## Directions for this task
Reproduce each record verbatim, images excluded.

Stored entries
<<<<

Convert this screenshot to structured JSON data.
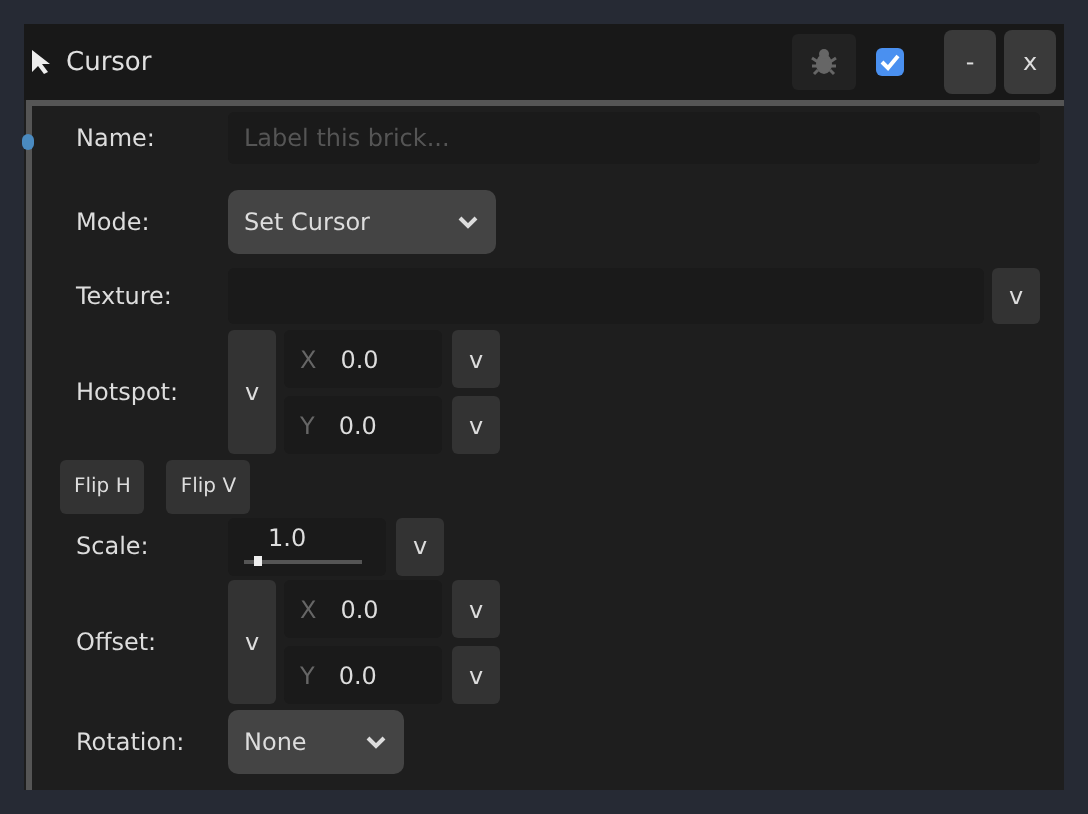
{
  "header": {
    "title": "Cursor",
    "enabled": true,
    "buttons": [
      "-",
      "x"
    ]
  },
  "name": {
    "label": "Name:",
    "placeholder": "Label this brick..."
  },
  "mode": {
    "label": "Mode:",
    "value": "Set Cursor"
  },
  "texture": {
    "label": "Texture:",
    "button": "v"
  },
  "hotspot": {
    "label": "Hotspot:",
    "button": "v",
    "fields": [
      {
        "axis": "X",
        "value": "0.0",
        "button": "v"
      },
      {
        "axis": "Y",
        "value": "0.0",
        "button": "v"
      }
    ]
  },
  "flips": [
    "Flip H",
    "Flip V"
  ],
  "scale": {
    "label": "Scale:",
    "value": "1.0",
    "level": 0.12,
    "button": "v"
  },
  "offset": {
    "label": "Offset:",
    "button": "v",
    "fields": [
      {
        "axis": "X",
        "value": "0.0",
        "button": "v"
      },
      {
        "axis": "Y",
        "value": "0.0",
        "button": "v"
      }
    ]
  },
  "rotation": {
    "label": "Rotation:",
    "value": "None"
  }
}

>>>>

## Solution to this problem
Convert this screenshot to structured JSON data.
{
  "header": {
    "title": "Cursor",
    "enabled": true,
    "buttons": [
      "-",
      "x"
    ]
  },
  "name": {
    "label": "Name:",
    "placeholder": "Label this brick..."
  },
  "mode": {
    "label": "Mode:",
    "value": "Set Cursor"
  },
  "texture": {
    "label": "Texture:",
    "button": "v"
  },
  "hotspot": {
    "label": "Hotspot:",
    "button": "v",
    "fields": [
      {
        "axis": "X",
        "value": "0.0",
        "button": "v"
      },
      {
        "axis": "Y",
        "value": "0.0",
        "button": "v"
      }
    ]
  },
  "flips": [
    "Flip H",
    "Flip V"
  ],
  "scale": {
    "label": "Scale:",
    "value": "1.0",
    "level": 0.12,
    "button": "v"
  },
  "offset": {
    "label": "Offset:",
    "button": "v",
    "fields": [
      {
        "axis": "X",
        "value": "0.0",
        "button": "v"
      },
      {
        "axis": "Y",
        "value": "0.0",
        "button": "v"
      }
    ]
  },
  "rotation": {
    "label": "Rotation:",
    "value": "None"
  }
}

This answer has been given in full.